A terrifying, futuristic United Sates where Muslim-Americans are forced into internment camps, and seventeen-year-old Layla Amin must lead a revolution against complicit silence.
|Accelerated Reader Information:
Interest Level: UG
Reading Level: 4.70
Points: 13.0 Quiz: 501610
Full Text Reviews:
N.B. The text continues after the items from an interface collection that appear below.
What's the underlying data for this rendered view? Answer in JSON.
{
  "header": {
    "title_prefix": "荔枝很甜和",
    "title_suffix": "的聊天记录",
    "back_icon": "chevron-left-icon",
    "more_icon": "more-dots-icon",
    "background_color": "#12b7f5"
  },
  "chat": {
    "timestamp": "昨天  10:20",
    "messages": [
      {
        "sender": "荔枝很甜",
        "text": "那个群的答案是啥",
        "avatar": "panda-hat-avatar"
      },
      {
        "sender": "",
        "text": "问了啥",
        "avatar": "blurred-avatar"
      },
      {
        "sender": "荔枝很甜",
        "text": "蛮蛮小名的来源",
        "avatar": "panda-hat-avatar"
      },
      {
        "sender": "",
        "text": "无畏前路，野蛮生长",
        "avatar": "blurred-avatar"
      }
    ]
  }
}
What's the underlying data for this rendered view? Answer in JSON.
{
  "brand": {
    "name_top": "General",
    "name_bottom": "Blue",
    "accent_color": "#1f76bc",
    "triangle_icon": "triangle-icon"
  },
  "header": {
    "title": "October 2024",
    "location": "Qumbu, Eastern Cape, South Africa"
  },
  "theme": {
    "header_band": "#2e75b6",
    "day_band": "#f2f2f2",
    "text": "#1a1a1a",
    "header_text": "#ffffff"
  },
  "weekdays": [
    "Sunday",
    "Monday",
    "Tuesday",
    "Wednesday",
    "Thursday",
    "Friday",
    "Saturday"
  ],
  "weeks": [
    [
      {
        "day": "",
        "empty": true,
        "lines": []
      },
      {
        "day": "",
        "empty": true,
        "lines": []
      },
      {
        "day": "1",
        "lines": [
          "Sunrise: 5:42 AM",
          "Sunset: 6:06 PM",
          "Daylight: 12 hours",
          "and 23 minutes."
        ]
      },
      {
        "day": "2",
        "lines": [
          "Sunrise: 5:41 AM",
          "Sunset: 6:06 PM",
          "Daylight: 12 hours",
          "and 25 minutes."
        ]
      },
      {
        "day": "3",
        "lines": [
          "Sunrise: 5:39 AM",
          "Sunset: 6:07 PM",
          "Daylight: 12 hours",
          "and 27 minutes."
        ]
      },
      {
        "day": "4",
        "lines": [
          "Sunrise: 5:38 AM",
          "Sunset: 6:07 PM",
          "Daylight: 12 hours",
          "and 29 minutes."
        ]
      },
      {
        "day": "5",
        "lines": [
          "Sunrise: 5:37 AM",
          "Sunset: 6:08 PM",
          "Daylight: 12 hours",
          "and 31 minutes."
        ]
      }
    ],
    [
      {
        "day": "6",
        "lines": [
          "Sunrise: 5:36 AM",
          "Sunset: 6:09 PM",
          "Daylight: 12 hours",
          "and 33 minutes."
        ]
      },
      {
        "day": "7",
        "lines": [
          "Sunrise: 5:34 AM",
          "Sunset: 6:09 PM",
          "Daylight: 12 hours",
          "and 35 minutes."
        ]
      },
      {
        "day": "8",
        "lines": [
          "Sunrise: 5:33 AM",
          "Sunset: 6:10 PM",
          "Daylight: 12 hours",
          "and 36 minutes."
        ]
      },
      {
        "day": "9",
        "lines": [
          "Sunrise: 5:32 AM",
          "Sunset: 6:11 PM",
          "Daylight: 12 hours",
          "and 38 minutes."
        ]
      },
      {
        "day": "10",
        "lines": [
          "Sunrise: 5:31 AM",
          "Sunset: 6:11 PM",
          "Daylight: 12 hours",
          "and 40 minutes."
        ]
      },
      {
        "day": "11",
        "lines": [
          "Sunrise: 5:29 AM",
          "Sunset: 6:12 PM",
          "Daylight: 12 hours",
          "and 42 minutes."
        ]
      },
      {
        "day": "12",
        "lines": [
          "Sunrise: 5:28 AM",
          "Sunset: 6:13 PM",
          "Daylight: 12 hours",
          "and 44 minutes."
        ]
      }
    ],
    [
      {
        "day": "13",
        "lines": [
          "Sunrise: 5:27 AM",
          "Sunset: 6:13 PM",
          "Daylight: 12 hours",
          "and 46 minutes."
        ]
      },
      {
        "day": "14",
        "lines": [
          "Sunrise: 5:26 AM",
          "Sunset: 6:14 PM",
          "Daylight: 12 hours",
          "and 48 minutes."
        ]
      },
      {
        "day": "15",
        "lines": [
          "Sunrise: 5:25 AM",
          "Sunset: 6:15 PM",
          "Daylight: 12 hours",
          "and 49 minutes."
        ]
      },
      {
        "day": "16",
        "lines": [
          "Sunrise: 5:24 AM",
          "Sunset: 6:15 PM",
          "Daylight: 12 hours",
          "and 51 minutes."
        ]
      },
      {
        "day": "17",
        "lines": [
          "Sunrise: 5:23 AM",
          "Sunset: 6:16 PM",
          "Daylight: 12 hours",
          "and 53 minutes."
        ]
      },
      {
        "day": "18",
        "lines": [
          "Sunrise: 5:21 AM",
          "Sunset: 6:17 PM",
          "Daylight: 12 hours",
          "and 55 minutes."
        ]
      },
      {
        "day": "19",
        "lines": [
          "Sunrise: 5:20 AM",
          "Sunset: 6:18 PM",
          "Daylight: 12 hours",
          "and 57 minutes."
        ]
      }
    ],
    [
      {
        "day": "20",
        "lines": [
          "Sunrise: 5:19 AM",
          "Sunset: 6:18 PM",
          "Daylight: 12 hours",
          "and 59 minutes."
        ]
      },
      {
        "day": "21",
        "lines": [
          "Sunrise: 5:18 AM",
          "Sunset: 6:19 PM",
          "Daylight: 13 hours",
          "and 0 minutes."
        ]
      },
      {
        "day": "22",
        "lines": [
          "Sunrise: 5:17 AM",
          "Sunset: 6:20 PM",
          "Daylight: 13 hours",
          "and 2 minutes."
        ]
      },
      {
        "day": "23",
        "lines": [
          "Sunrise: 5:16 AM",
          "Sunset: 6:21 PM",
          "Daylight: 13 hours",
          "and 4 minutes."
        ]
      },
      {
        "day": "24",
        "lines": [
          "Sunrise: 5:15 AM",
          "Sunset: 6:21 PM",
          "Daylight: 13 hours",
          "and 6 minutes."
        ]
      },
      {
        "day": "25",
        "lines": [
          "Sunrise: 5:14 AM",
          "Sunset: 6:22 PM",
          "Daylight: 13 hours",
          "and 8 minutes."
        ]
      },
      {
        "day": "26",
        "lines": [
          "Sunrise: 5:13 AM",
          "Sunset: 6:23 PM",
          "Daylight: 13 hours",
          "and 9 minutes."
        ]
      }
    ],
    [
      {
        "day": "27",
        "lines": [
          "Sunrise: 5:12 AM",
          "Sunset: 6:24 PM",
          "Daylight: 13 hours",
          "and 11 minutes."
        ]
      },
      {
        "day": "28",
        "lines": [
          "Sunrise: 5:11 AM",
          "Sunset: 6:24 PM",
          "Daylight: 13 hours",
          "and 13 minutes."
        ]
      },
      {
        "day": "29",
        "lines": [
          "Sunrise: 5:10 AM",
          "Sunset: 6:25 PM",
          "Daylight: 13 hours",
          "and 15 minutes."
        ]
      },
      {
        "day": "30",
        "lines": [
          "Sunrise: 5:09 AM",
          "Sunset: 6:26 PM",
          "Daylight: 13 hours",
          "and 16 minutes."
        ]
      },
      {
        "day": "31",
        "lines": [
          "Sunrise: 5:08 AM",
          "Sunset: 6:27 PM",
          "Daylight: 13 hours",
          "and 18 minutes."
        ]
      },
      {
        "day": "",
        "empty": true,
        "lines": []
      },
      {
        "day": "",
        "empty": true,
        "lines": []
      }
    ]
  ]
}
Booklist - 02/01/2019 *Starred Review* Set shortly after the 2016 presidential election, Ahmed’s novel presents a chilling depiction of America, in which U.S. citizens allow themselves to be controlled by prejudice and fear and succumb to the hateful rhetoric of a populist leader. Seventeen-year-old Layla Amin and her parents are among the Muslims rounded up and transported to Manzanar, an internment camp for Muslim American citizens. While most people quietly comply, Layla is determined to fight back for the freedom that is rightfully hers. Layla finds allies both inside and outside the camp, and before long, she herself is at the center of a rebellion against the despicable people in charge. This is a poignant, necessary story that paints a very real, very frank picture of hatred and ignorance, while also giving readers and marginalized individuals hope. It emphasizes that the oppressed have a voice and the power to speak up and fight back, while also reminding us that all citizens have the obligation, responsibility, and power to raise their voices and defend their fellow citizens from mistreatment or abuse. Though it might recall dystopian novels of the recent past, this carries so much more weight and is infinitely more terrifying, since its setting—a near-future U.S.—could very well exist today, tomorrow, or only a handful of years from now. This timely, important novel should spark many conversations about contemporary issues. - Copyright 2019 Booklist.
School Library Journal - 03/01/2019 Gr 8 Up–In a world disturbingly similar to our own, the president of the United States incites hate, sending Muslim Americans to a prison camp in the California desert, near Manzanar, where those of Japanese descent were incarcerated by the U.S. government during World War II. Seventeen-year-old Layla burns with anger—at the malevolent Director, who runs the camp; at the complicit Muslim American "minders" who work for the camp; and at those who let these injustices happen. Though Layla's parents worry about her, she is compelled to shut down the camp, with the help of fellow prisoners; her boyfriend, David, who's on the outside; and a seemingly sympathetic guard. As in Ahmed's debut, Love, Hate and Other Filters, a teen grapples with both typical adolescent concerns and burdens that weigh heavily. Layla wonders if putting her family in danger is worth taking a stand. Though this tense novel brims with action, it also gives Layla, and readers, space to contemplate questions like this. She darkly notes that those who don't know history are doomed to repeat it, yet she also realizes that "forgetting is in the American grain." Teens who finish Ahmed's captivating work won't soon overlook the ugly truths stamped into our nation's history. VERDICT Sensitive and stirring. For all collections.—Mahnaz Dar, School Library Journal - Copyright 2019 Publishers Weekly, Library Journal and/or School Library Journal used with permission.
School Library Journal - 05/01/2019 Gr 8 Up—"Exclusion laws" imposed by an Islamophobic president have upended the lives of Muslims across the United States, including Layla's. Removed from school for her own good by her parents, Layla circumvents state-imposed curfews to see her boyfriend, David, who is Jewish. When she and her family and other Muslims are rounded up by the authorities and forced to live in an internment camp in the California desert, Layla learns what it means to survive—and to fight. This cautionary tale for our times draws parallels between the situation Muslim Americans face today and the horrors of the Japanese American internment. - Copyright 2019 Publishers Weekly, Library Journal and/or School Library Journal used with permission.